Entries taken from a collection:
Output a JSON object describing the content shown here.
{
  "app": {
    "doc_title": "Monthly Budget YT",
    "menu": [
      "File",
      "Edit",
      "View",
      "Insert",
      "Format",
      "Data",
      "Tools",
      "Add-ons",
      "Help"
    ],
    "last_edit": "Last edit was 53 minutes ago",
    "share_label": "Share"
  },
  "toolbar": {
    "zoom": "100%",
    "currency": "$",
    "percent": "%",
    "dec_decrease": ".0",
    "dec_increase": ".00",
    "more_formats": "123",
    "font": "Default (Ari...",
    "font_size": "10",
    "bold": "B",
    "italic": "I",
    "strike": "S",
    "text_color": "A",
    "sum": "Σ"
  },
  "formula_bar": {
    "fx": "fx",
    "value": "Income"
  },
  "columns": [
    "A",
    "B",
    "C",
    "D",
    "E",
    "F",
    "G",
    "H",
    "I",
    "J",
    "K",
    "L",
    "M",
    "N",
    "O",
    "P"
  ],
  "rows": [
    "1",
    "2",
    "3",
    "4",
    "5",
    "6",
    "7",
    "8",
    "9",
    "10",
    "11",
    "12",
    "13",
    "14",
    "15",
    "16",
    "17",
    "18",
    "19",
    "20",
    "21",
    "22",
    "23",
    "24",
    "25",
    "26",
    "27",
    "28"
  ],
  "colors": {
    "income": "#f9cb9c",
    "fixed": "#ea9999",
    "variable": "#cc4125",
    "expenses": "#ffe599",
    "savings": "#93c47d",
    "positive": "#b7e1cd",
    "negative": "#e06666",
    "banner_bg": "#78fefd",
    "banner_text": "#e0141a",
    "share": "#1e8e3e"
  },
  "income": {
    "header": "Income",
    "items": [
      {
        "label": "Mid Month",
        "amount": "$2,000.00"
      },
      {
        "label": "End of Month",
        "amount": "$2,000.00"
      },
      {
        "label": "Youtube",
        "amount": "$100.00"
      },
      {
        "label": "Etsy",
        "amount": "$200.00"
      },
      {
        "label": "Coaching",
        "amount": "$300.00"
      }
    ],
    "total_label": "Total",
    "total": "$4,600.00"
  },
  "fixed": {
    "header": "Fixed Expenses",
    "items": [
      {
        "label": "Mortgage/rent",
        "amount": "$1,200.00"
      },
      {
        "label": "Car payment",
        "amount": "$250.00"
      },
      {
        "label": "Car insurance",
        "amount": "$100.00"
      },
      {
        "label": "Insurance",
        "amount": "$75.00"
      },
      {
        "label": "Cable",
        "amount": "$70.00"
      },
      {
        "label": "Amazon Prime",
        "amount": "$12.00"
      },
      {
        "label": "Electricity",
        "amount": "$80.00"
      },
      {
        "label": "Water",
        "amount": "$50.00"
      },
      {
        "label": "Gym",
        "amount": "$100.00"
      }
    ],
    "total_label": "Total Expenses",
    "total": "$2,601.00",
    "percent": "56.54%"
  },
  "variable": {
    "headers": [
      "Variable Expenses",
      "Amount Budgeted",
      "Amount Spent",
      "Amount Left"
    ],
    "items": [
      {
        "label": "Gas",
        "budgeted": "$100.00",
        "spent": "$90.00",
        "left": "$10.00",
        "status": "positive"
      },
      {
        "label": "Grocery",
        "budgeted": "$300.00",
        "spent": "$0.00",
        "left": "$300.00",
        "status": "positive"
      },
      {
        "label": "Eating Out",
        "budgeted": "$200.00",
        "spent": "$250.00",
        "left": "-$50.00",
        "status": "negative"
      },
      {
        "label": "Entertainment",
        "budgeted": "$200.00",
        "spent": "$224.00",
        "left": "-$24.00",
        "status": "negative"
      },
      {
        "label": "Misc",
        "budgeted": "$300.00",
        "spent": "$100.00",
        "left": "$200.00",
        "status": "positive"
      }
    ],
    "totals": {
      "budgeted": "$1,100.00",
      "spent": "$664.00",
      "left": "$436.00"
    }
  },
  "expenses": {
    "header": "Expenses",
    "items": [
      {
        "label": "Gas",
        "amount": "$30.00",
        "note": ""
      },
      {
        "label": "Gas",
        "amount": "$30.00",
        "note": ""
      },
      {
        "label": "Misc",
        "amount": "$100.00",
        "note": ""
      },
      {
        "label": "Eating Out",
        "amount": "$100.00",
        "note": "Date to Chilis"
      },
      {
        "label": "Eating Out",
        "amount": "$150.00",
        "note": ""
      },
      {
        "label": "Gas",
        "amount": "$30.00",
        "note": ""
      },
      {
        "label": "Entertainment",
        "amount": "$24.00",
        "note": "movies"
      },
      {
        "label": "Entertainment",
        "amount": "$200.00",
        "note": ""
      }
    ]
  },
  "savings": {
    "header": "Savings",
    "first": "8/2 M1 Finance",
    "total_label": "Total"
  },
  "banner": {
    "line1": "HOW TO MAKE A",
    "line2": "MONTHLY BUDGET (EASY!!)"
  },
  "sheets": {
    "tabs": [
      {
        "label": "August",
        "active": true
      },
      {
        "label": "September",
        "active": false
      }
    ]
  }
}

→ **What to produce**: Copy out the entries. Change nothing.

→ **Answer area**:
Output a JSON object describing the content shown here.
{
  "app": {
    "doc_title": "Monthly Budget YT",
    "menu": [
      "File",
      "Edit",
      "View",
      "Insert",
      "Format",
      "Data",
      "Tools",
      "Add-ons",
      "Help"
    ],
    "last_edit": "Last edit was 53 minutes ago",
    "share_label": "Share"
  },
  "toolbar": {
    "zoom": "100%",
    "currency": "$",
    "percent": "%",
    "dec_decrease": ".0",
    "dec_increase": ".00",
    "more_formats": "123",
    "font": "Default (Ari...",
    "font_size": "10",
    "bold": "B",
    "italic": "I",
    "strike": "S",
    "text_color": "A",
    "sum": "Σ"
  },
  "formula_bar": {
    "fx": "fx",
    "value": "Income"
  },
  "columns": [
    "A",
    "B",
    "C",
    "D",
    "E",
    "F",
    "G",
    "H",
    "I",
    "J",
    "K",
    "L",
    "M",
    "N",
    "O",
    "P"
  ],
  "rows": [
    "1",
    "2",
    "3",
    "4",
    "5",
    "6",
    "7",
    "8",
    "9",
    "10",
    "11",
    "12",
    "13",
    "14",
    "15",
    "16",
    "17",
    "18",
    "19",
    "20",
    "21",
    "22",
    "23",
    "24",
    "25",
    "26",
    "27",
    "28"
  ],
  "colors": {
    "income": "#f9cb9c",
    "fixed": "#ea9999",
    "variable": "#cc4125",
    "expenses": "#ffe599",
    "savings": "#93c47d",
    "positive": "#b7e1cd",
    "negative": "#e06666",
    "banner_bg": "#78fefd",
    "banner_text": "#e0141a",
    "share": "#1e8e3e"
  },
  "income": {
    "header": "Income",
    "items": [
      {
        "label": "Mid Month",
        "amount": "$2,000.00"
      },
      {
        "label": "End of Month",
        "amount": "$2,000.00"
      },
      {
        "label": "Youtube",
        "amount": "$100.00"
      },
      {
        "label": "Etsy",
        "amount": "$200.00"
      },
      {
        "label": "Coaching",
        "amount": "$300.00"
      }
    ],
    "total_label": "Total",
    "total": "$4,600.00"
  },
  "fixed": {
    "header": "Fixed Expenses",
    "items": [
      {
        "label": "Mortgage/rent",
        "amount": "$1,200.00"
      },
      {
        "label": "Car payment",
        "amount": "$250.00"
      },
      {
        "label": "Car insurance",
        "amount": "$100.00"
      },
      {
        "label": "Insurance",
        "amount": "$75.00"
      },
      {
        "label": "Cable",
        "amount": "$70.00"
      },
      {
        "label": "Amazon Prime",
        "amount": "$12.00"
      },
      {
        "label": "Electricity",
        "amount": "$80.00"
      },
      {
        "label": "Water",
        "amount": "$50.00"
      },
      {
        "label": "Gym",
        "amount": "$100.00"
      }
    ],
    "total_label": "Total Expenses",
    "total": "$2,601.00",
    "percent": "56.54%"
  },
  "variable": {
    "headers": [
      "Variable Expenses",
      "Amount Budgeted",
      "Amount Spent",
      "Amount Left"
    ],
    "items": [
      {
        "label": "Gas",
        "budgeted": "$100.00",
        "spent": "$90.00",
        "left": "$10.00",
        "status": "positive"
      },
      {
        "label": "Grocery",
        "budgeted": "$300.00",
        "spent": "$0.00",
        "left": "$300.00",
        "status": "positive"
      },
      {
        "label": "Eating Out",
        "budgeted": "$200.00",
        "spent": "$250.00",
        "left": "-$50.00",
        "status": "negative"
      },
      {
        "label": "Entertainment",
        "budgeted": "$200.00",
        "spent": "$224.00",
        "left": "-$24.00",
        "status": "negative"
      },
      {
        "label": "Misc",
        "budgeted": "$300.00",
        "spent": "$100.00",
        "left": "$200.00",
        "status": "positive"
      }
    ],
    "totals": {
      "budgeted": "$1,100.00",
      "spent": "$664.00",
      "left": "$436.00"
    }
  },
  "expenses": {
    "header": "Expenses",
    "items": [
      {
        "label": "Gas",
        "amount": "$30.00",
        "note": ""
      },
      {
        "label": "Gas",
        "amount": "$30.00",
        "note": ""
      },
      {
        "label": "Misc",
        "amount": "$100.00",
        "note": ""
      },
      {
        "label": "Eating Out",
        "amount": "$100.00",
        "note": "Date to Chilis"
      },
      {
        "label": "Eating Out",
        "amount": "$150.00",
        "note": ""
      },
      {
        "label": "Gas",
        "amount": "$30.00",
        "note": ""
      },
      {
        "label": "Entertainment",
        "amount": "$24.00",
        "note": "movies"
      },
      {
        "label": "Entertainment",
        "amount": "$200.00",
        "note": ""
      }
    ]
  },
  "savings": {
    "header": "Savings",
    "first": "8/2 M1 Finance",
    "total_label": "Total"
  },
  "banner": {
    "line1": "HOW TO MAKE A",
    "line2": "MONTHLY BUDGET (EASY!!)"
  },
  "sheets": {
    "tabs": [
      {
        "label": "August",
        "active": true
      },
      {
        "label": "September",
        "active": false
      }
    ]
  }
}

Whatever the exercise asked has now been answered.